__What is expected__: State the number of lines in the material below that contain the word "نمایید", without any other text.
Segment Start: Available data
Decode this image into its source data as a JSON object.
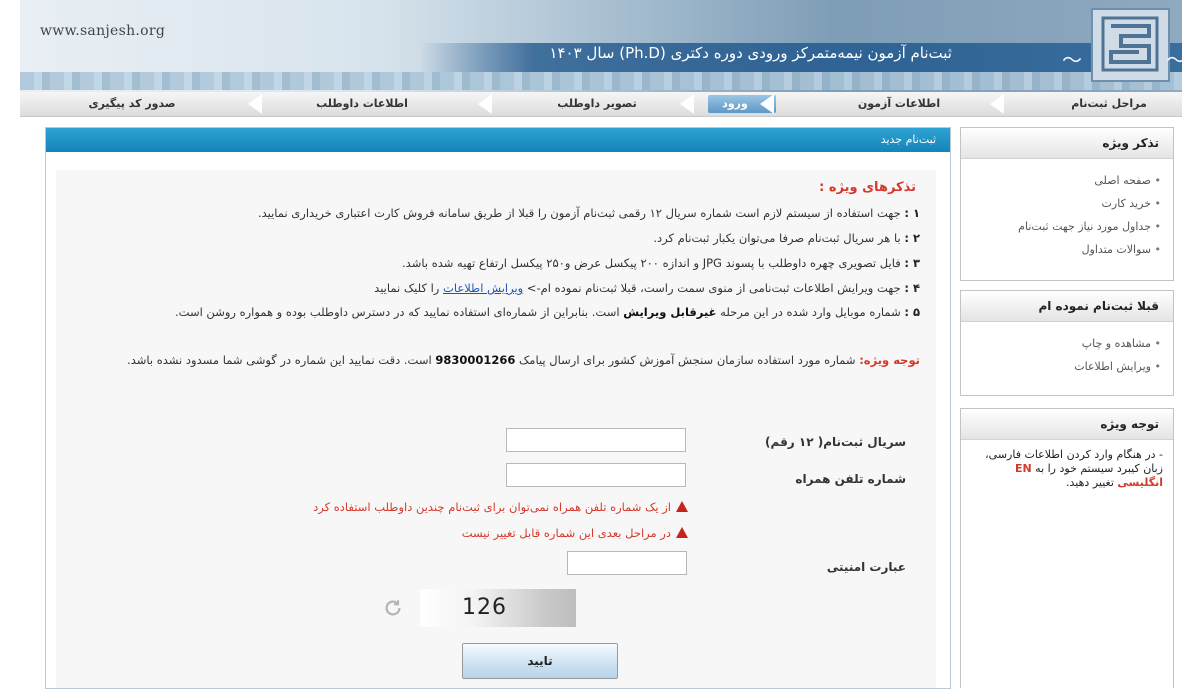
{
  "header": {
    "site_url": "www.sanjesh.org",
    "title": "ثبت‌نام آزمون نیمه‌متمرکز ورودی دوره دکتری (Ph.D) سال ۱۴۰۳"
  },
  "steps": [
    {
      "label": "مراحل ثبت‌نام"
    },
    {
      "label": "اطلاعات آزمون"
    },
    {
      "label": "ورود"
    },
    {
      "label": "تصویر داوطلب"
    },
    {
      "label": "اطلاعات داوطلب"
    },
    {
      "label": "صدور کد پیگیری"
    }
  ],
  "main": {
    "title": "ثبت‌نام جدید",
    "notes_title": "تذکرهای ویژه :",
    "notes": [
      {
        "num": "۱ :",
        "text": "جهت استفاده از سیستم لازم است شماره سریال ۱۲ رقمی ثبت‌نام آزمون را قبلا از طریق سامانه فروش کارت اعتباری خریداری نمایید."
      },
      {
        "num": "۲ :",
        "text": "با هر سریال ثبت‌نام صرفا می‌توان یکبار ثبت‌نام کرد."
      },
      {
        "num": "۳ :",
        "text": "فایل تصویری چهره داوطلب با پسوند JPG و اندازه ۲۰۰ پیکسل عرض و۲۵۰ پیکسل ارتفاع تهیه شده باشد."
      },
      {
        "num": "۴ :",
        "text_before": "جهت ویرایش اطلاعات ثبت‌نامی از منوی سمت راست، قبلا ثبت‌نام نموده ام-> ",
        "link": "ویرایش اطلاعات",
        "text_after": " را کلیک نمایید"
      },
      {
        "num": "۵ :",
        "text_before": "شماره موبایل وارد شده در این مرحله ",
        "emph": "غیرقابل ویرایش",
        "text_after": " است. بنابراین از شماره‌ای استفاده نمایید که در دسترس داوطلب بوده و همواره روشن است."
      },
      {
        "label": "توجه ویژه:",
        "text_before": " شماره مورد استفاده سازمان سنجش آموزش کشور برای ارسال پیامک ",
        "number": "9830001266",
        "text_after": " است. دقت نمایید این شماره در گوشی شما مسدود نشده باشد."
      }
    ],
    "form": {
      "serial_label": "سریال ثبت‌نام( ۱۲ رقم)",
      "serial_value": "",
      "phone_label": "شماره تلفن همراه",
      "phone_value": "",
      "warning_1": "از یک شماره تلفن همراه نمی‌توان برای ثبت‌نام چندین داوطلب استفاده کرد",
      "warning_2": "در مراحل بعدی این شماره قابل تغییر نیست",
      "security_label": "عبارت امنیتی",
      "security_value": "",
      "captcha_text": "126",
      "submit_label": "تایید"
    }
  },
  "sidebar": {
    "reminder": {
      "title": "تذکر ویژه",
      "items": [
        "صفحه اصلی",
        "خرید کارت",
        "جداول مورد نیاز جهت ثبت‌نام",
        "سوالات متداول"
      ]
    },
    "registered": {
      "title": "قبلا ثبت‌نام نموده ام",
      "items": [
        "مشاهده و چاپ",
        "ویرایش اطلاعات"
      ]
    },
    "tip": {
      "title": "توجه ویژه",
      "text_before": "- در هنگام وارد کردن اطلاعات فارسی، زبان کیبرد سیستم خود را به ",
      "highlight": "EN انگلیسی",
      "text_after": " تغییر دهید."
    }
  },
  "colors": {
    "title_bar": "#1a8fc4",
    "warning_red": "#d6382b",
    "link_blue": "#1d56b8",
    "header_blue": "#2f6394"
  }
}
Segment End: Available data
__Your solution__: 4